_WORK REQUIRED_
Write every line of the following listing exactly as it reads.

_DATASET EXCERPTS_
↓
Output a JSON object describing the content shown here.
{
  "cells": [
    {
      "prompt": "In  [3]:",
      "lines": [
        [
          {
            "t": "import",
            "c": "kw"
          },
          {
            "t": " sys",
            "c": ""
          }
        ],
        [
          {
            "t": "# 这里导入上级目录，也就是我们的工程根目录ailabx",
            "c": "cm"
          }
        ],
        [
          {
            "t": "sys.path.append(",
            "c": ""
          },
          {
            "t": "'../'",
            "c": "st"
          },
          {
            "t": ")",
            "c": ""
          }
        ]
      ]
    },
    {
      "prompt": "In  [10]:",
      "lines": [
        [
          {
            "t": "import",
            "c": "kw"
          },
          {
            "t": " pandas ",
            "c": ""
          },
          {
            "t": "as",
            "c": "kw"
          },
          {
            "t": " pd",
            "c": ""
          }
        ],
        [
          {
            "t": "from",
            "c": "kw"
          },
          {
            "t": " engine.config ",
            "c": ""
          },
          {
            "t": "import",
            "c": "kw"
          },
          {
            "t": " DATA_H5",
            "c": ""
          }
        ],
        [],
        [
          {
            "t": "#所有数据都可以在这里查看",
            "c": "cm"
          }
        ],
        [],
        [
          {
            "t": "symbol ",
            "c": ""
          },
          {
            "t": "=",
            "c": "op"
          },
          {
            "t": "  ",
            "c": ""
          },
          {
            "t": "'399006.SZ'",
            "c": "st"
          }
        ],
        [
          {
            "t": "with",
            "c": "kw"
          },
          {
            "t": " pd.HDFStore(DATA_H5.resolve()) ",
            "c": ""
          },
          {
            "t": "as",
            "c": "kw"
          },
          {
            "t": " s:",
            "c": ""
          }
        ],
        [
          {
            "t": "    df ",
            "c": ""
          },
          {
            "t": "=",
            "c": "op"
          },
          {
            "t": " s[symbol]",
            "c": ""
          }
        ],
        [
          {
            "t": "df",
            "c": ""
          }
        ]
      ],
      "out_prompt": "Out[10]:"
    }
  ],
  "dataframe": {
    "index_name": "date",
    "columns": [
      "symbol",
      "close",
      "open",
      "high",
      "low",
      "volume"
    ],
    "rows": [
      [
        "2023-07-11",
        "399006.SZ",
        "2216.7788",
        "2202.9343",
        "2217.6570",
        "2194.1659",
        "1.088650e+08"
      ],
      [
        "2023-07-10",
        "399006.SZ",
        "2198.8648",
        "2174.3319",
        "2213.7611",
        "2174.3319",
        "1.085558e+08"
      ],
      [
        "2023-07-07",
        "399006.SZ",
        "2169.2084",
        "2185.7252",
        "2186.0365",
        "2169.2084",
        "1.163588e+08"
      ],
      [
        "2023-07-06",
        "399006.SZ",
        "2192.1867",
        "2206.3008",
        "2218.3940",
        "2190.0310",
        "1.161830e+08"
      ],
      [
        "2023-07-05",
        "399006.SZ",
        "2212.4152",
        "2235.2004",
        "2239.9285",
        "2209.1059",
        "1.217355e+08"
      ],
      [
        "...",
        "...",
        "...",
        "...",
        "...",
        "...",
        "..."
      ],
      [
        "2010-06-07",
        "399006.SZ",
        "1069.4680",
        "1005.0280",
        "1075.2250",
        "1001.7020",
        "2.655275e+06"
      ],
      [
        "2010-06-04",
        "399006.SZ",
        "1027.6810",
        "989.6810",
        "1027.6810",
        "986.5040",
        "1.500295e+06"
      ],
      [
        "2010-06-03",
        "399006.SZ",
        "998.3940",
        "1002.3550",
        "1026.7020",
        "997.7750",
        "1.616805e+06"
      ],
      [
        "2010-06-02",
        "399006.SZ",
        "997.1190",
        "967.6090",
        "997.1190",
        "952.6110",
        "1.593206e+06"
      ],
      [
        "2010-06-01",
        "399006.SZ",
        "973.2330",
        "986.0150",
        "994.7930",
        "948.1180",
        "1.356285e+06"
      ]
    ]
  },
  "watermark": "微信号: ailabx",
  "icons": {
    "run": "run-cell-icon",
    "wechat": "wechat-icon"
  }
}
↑
_SOLUTION_
Output a JSON object describing the content shown here.
{
  "cells": [
    {
      "prompt": "In  [3]:",
      "lines": [
        [
          {
            "t": "import",
            "c": "kw"
          },
          {
            "t": " sys",
            "c": ""
          }
        ],
        [
          {
            "t": "# 这里导入上级目录，也就是我们的工程根目录ailabx",
            "c": "cm"
          }
        ],
        [
          {
            "t": "sys.path.append(",
            "c": ""
          },
          {
            "t": "'../'",
            "c": "st"
          },
          {
            "t": ")",
            "c": ""
          }
        ]
      ]
    },
    {
      "prompt": "In  [10]:",
      "lines": [
        [
          {
            "t": "import",
            "c": "kw"
          },
          {
            "t": " pandas ",
            "c": ""
          },
          {
            "t": "as",
            "c": "kw"
          },
          {
            "t": " pd",
            "c": ""
          }
        ],
        [
          {
            "t": "from",
            "c": "kw"
          },
          {
            "t": " engine.config ",
            "c": ""
          },
          {
            "t": "import",
            "c": "kw"
          },
          {
            "t": " DATA_H5",
            "c": ""
          }
        ],
        [],
        [
          {
            "t": "#所有数据都可以在这里查看",
            "c": "cm"
          }
        ],
        [],
        [
          {
            "t": "symbol ",
            "c": ""
          },
          {
            "t": "=",
            "c": "op"
          },
          {
            "t": "  ",
            "c": ""
          },
          {
            "t": "'399006.SZ'",
            "c": "st"
          }
        ],
        [
          {
            "t": "with",
            "c": "kw"
          },
          {
            "t": " pd.HDFStore(DATA_H5.resolve()) ",
            "c": ""
          },
          {
            "t": "as",
            "c": "kw"
          },
          {
            "t": " s:",
            "c": ""
          }
        ],
        [
          {
            "t": "    df ",
            "c": ""
          },
          {
            "t": "=",
            "c": "op"
          },
          {
            "t": " s[symbol]",
            "c": ""
          }
        ],
        [
          {
            "t": "df",
            "c": ""
          }
        ]
      ],
      "out_prompt": "Out[10]:"
    }
  ],
  "dataframe": {
    "index_name": "date",
    "columns": [
      "symbol",
      "close",
      "open",
      "high",
      "low",
      "volume"
    ],
    "rows": [
      [
        "2023-07-11",
        "399006.SZ",
        "2216.7788",
        "2202.9343",
        "2217.6570",
        "2194.1659",
        "1.088650e+08"
      ],
      [
        "2023-07-10",
        "399006.SZ",
        "2198.8648",
        "2174.3319",
        "2213.7611",
        "2174.3319",
        "1.085558e+08"
      ],
      [
        "2023-07-07",
        "399006.SZ",
        "2169.2084",
        "2185.7252",
        "2186.0365",
        "2169.2084",
        "1.163588e+08"
      ],
      [
        "2023-07-06",
        "399006.SZ",
        "2192.1867",
        "2206.3008",
        "2218.3940",
        "2190.0310",
        "1.161830e+08"
      ],
      [
        "2023-07-05",
        "399006.SZ",
        "2212.4152",
        "2235.2004",
        "2239.9285",
        "2209.1059",
        "1.217355e+08"
      ],
      [
        "...",
        "...",
        "...",
        "...",
        "...",
        "...",
        "..."
      ],
      [
        "2010-06-07",
        "399006.SZ",
        "1069.4680",
        "1005.0280",
        "1075.2250",
        "1001.7020",
        "2.655275e+06"
      ],
      [
        "2010-06-04",
        "399006.SZ",
        "1027.6810",
        "989.6810",
        "1027.6810",
        "986.5040",
        "1.500295e+06"
      ],
      [
        "2010-06-03",
        "399006.SZ",
        "998.3940",
        "1002.3550",
        "1026.7020",
        "997.7750",
        "1.616805e+06"
      ],
      [
        "2010-06-02",
        "399006.SZ",
        "997.1190",
        "967.6090",
        "997.1190",
        "952.6110",
        "1.593206e+06"
      ],
      [
        "2010-06-01",
        "399006.SZ",
        "973.2330",
        "986.0150",
        "994.7930",
        "948.1180",
        "1.356285e+06"
      ]
    ]
  },
  "watermark": "微信号: ailabx",
  "icons": {
    "run": "run-cell-icon",
    "wechat": "wechat-icon"
  }
}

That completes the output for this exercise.